I recall watching a documentary about the Battleship Bismarck — possibly the one that was made when they found the wreck of HMS Hood. They had a long montage of contemporary film clips – that is, wartime combat footage – that played behind the description of the Denmark Straits fight in which Hood was sunk. Right in the middle of the montage was a clip of a battleship firing a full broadside.
An IOWA-class battleship. That is, an AMERICAN battleship!
In a documentary about a battle between a German battleship and a British battlecruiser.
[insert wholly not-safe-for-work rant about how grossly incompetent their historical experts must have been]
I, too, loved Airwolf – thought the ‘copter was cool, but loved Santini/Hawk snarky comments. Didn’t care much for Blue Thunder though.

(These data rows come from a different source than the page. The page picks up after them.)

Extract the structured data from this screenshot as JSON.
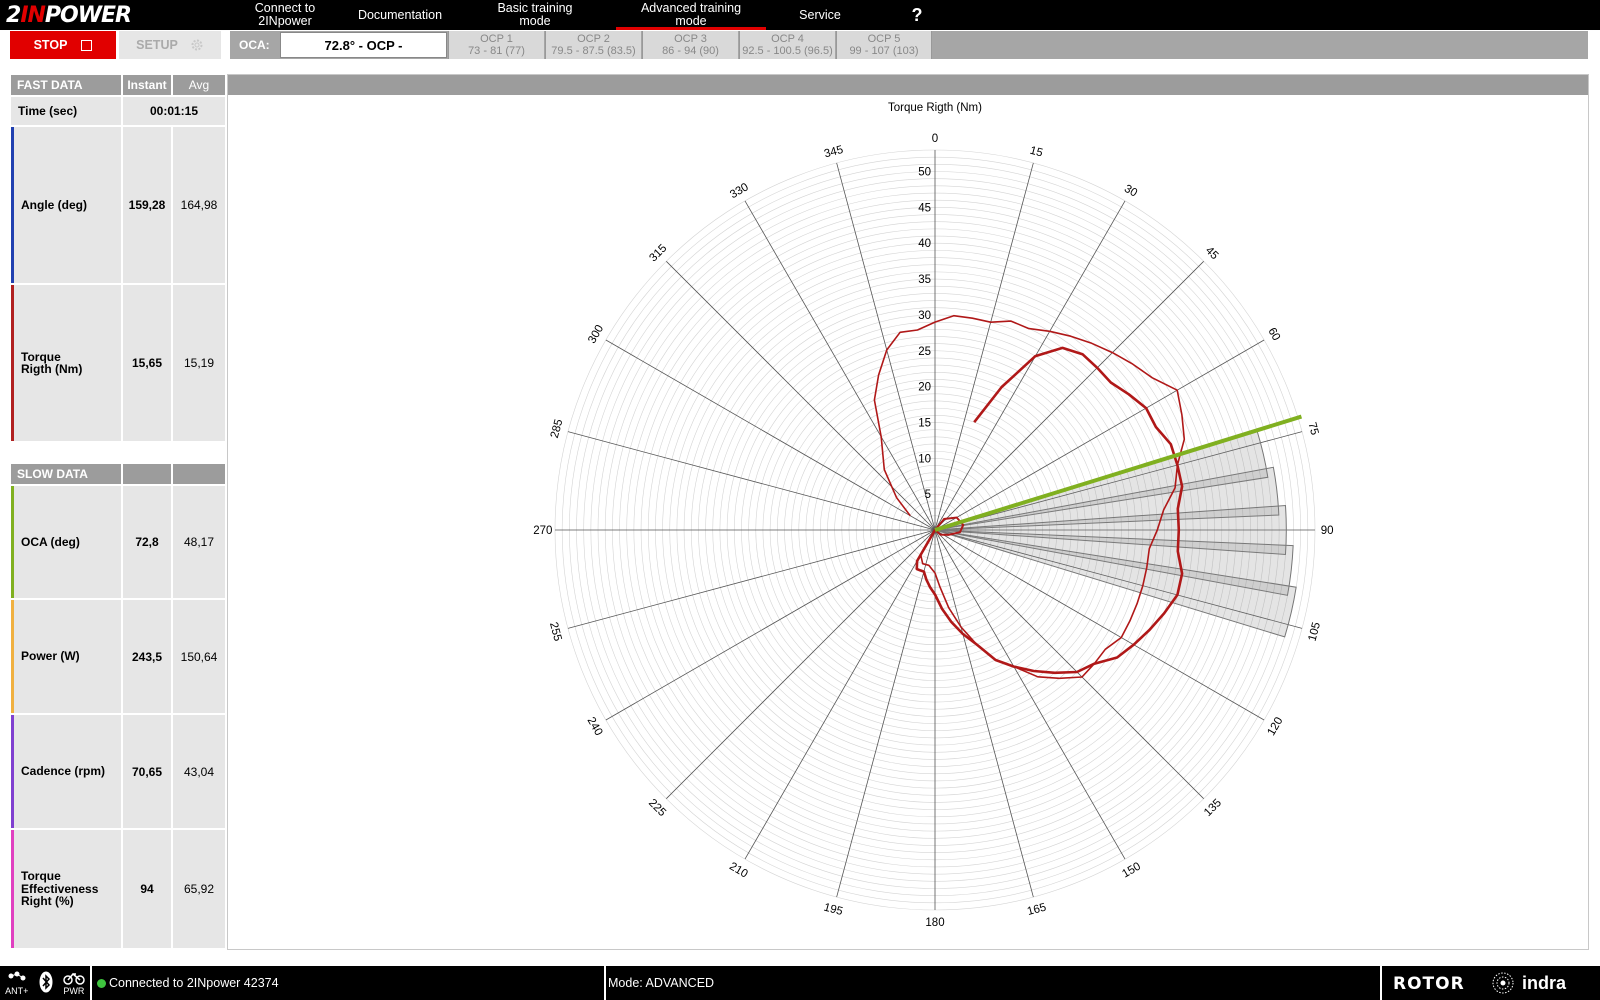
{
  "app": {
    "logo": {
      "part1": "2",
      "part2": "IN",
      "part3": "POWER"
    }
  },
  "nav": {
    "items": [
      {
        "label": "Connect to\n2INpower"
      },
      {
        "label": "Documentation"
      },
      {
        "label": "Basic training\nmode"
      },
      {
        "label": "Advanced training\nmode"
      },
      {
        "label": "Service"
      },
      {
        "label": "?"
      }
    ],
    "active_index": 3,
    "accent_color": "#e10000"
  },
  "toolbar": {
    "stop_label": "STOP",
    "setup_label": "SETUP",
    "oca_label": "OCA:",
    "oca_value": "72.8° - OCP -",
    "ocp": [
      {
        "title": "OCP 1",
        "range": "73 - 81 (77)"
      },
      {
        "title": "OCP 2",
        "range": "79.5 - 87.5 (83.5)"
      },
      {
        "title": "OCP 3",
        "range": "86 - 94 (90)"
      },
      {
        "title": "OCP 4",
        "range": "92.5 - 100.5 (96.5)"
      },
      {
        "title": "OCP 5",
        "range": "99 - 107 (103)"
      }
    ]
  },
  "fast_data": {
    "header": {
      "title": "FAST DATA",
      "instant": "Instant",
      "avg": "Avg"
    },
    "time_label": "Time (sec)",
    "time_value": "00:01:15",
    "rows": [
      {
        "label": "Angle (deg)",
        "instant": "159,28",
        "avg": "164,98",
        "color": "#2040b0"
      },
      {
        "label": "Torque\nRigth (Nm)",
        "instant": "15,65",
        "avg": "15,19",
        "color": "#b02020"
      }
    ]
  },
  "slow_data": {
    "header": {
      "title": "SLOW DATA"
    },
    "rows": [
      {
        "label": "OCA (deg)",
        "instant": "72,8",
        "avg": "48,17",
        "color": "#80b020"
      },
      {
        "label": "Power (W)",
        "instant": "243,5",
        "avg": "150,64",
        "color": "#f0b040"
      },
      {
        "label": "Cadence (rpm)",
        "instant": "70,65",
        "avg": "43,04",
        "color": "#8040d0"
      },
      {
        "label": "Torque\nEffectiveness\nRight (%)",
        "instant": "94",
        "avg": "65,92",
        "color": "#e040c0"
      }
    ]
  },
  "chart_data": {
    "type": "polar",
    "title": "Torque Rigth (Nm)",
    "angle_labels": [
      "0",
      "15",
      "30",
      "45",
      "60",
      "75",
      "90",
      "105",
      "120",
      "135",
      "150",
      "165",
      "180",
      "195",
      "210",
      "225",
      "240",
      "255",
      "270",
      "285",
      "300",
      "315",
      "330",
      "345"
    ],
    "radial_ticks": [
      "5",
      "10",
      "15",
      "20",
      "25",
      "30",
      "35",
      "40",
      "45",
      "50"
    ],
    "r_max": 53,
    "oca_deg": 72.8,
    "oca_color": "#80b020",
    "curve_color": "#b01818",
    "ocp_wedges": [
      {
        "from": 73,
        "to": 81,
        "r": 47
      },
      {
        "from": 79.5,
        "to": 87.5,
        "r": 48
      },
      {
        "from": 86,
        "to": 94,
        "r": 49
      },
      {
        "from": 92.5,
        "to": 100.5,
        "r": 50
      },
      {
        "from": 99,
        "to": 107,
        "r": 51
      }
    ],
    "series": [
      {
        "points": [
          [
            20,
            16
          ],
          [
            25,
            22
          ],
          [
            30,
            28
          ],
          [
            35,
            31
          ],
          [
            40,
            32
          ],
          [
            45,
            32
          ],
          [
            50,
            32
          ],
          [
            55,
            33
          ],
          [
            60,
            34
          ],
          [
            65,
            34
          ],
          [
            70,
            35
          ],
          [
            75,
            35
          ],
          [
            80,
            35
          ],
          [
            85,
            34
          ],
          [
            90,
            34
          ],
          [
            95,
            34
          ],
          [
            100,
            35
          ],
          [
            105,
            35
          ],
          [
            110,
            34
          ],
          [
            115,
            33
          ],
          [
            120,
            32
          ],
          [
            125,
            31
          ],
          [
            130,
            29
          ],
          [
            135,
            28
          ],
          [
            140,
            26
          ],
          [
            145,
            24
          ],
          [
            150,
            22
          ],
          [
            155,
            20
          ],
          [
            160,
            17
          ],
          [
            165,
            15
          ],
          [
            170,
            13
          ],
          [
            175,
            11
          ],
          [
            180,
            9
          ],
          [
            185,
            8
          ],
          [
            190,
            7
          ],
          [
            195,
            6
          ],
          [
            200,
            6
          ],
          [
            205,
            6
          ],
          [
            210,
            5
          ]
        ]
      },
      {
        "points": [
          [
            300,
            4
          ],
          [
            310,
            7
          ],
          [
            320,
            11
          ],
          [
            330,
            15
          ],
          [
            335,
            20
          ],
          [
            340,
            23
          ],
          [
            345,
            26
          ],
          [
            350,
            28
          ],
          [
            355,
            28
          ],
          [
            0,
            29
          ],
          [
            5,
            30
          ],
          [
            10,
            30
          ],
          [
            15,
            30
          ],
          [
            20,
            31
          ],
          [
            25,
            31
          ],
          [
            30,
            32
          ],
          [
            35,
            33
          ],
          [
            40,
            34
          ],
          [
            45,
            35
          ],
          [
            50,
            36
          ],
          [
            55,
            37
          ],
          [
            60,
            39
          ],
          [
            65,
            38
          ],
          [
            70,
            37
          ],
          [
            75,
            35
          ],
          [
            80,
            34
          ],
          [
            85,
            32
          ],
          [
            90,
            31
          ],
          [
            95,
            30
          ],
          [
            100,
            30
          ],
          [
            105,
            30
          ],
          [
            110,
            30
          ],
          [
            115,
            30
          ],
          [
            120,
            30
          ],
          [
            125,
            29
          ],
          [
            130,
            29
          ],
          [
            135,
            29
          ],
          [
            140,
            27
          ],
          [
            145,
            25
          ],
          [
            150,
            22
          ],
          [
            155,
            20
          ],
          [
            160,
            17
          ],
          [
            165,
            14
          ],
          [
            170,
            11
          ],
          [
            175,
            8
          ],
          [
            180,
            6
          ],
          [
            190,
            5
          ],
          [
            200,
            5
          ],
          [
            210,
            4
          ]
        ]
      }
    ]
  },
  "status": {
    "icons": [
      {
        "name": "ant-icon",
        "label": "ANT+"
      },
      {
        "name": "bluetooth-icon",
        "label": ""
      },
      {
        "name": "bike-power-icon",
        "label": "PWR"
      }
    ],
    "connection": "Connected to 2INpower 42374",
    "mode": "Mode: ADVANCED",
    "brand1": "ROTOR",
    "brand2": "indra",
    "connected_color": "#3ec43e"
  }
}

The Blue Thunder movie was OK – the part about the heat seeking missile and the chicken rotisserie place, however, was delightful.
LOL, try watching it with a bunch of Naval Aviators on deployment… THAT was an educational beat down of massive proportions, including screaming at the screen! LOL… And harassment of ‘certain’ individuals that actually flew in the movie for years afterward… 🙂 Also the same for Hunt for Red October. I’m NOT allowed to watch that one in polite company… snerk…
The North Texas Writers don’t count as polite company, surely? I find the telling entertaining, and easy research!
Life imitating art: British library cleaner rearranges books by size: https://pjmedia.com/instapundit/368624/ .
If that’s actually a picture of it, it makes perfect sense– and zeal had nothing to do with it. Possibly some passive aggressive commentary on how frequently whoever shelves the books can’t figure out their vowels, much less the rest of the alphabet….
Pull books off ONE shelf, pile next to you so they don’t fall over.
Clean the shelf as it has never been cleaned before.
Move to next shelf, doing the same, until you reach the end.
Go back to the start, and put the pile of books back on the now dry shelf, in the order they didn’t fall over in.
Boom, the books are “rearranged by size”– except not exactly as big of a job as they made that sound. Heck, most of the libraries and book stores that I’ve browsed in lately will have the hard backs sorted by alphabet, then the paperbacks sorted by alphabet, even if they don’t have different sections.
When I was in AF training, our squadrons were just lined up, and then “taller-tapped” anyone shorter than we were, and replaced them.
That person did that same thing!
(Just found this at Instapundit.)
You beat me to it!
I can’t go to movies with characters riding horses at all. I am so bad about muttering about how the they are using the wrong bridle or bit, or saddle, or that the horse is not the right one for the job. I will critique the riding styles, apparel, and the way people are saddling and grooming the horse. Spending over 30 yrs riding and competing has made me way too critical to be around then.
I’ve ridden just enough to wince at the really obvious errors.
Topgun…reminds me…the late and very great blogger Neptunus Lex was once exec officer of the TOPGUN school. Here’s a post about time time his daughter’s friend said, “So, (the Kat) tells me you were in TOPGUN?”
I used to comment at Lex’s place from time to time, under my older nom de cyber. His was one of the best blogs, bar none.
Lex–Brilliant writer, I’m sure he was a superb officer. After he was killed, the blog disappeared and could not be restored, but Bill Brandt did great work in finding copies of most of the posts in various places and assembling them at The Lexicans. If anyone here is not familar with Lex’s work, he’s very much worth reading.
I took my dad to go see Master and Commander, because I wuvs him. And I sat next to him and listened to him mutter about historical errors, because it was funny as heck. And since I know a little about Napoleonic stuff because I read Heyer, I also had some mutterings. Fortunately, there was no one sitting right next to us.
But the musical evening was pretty authentic!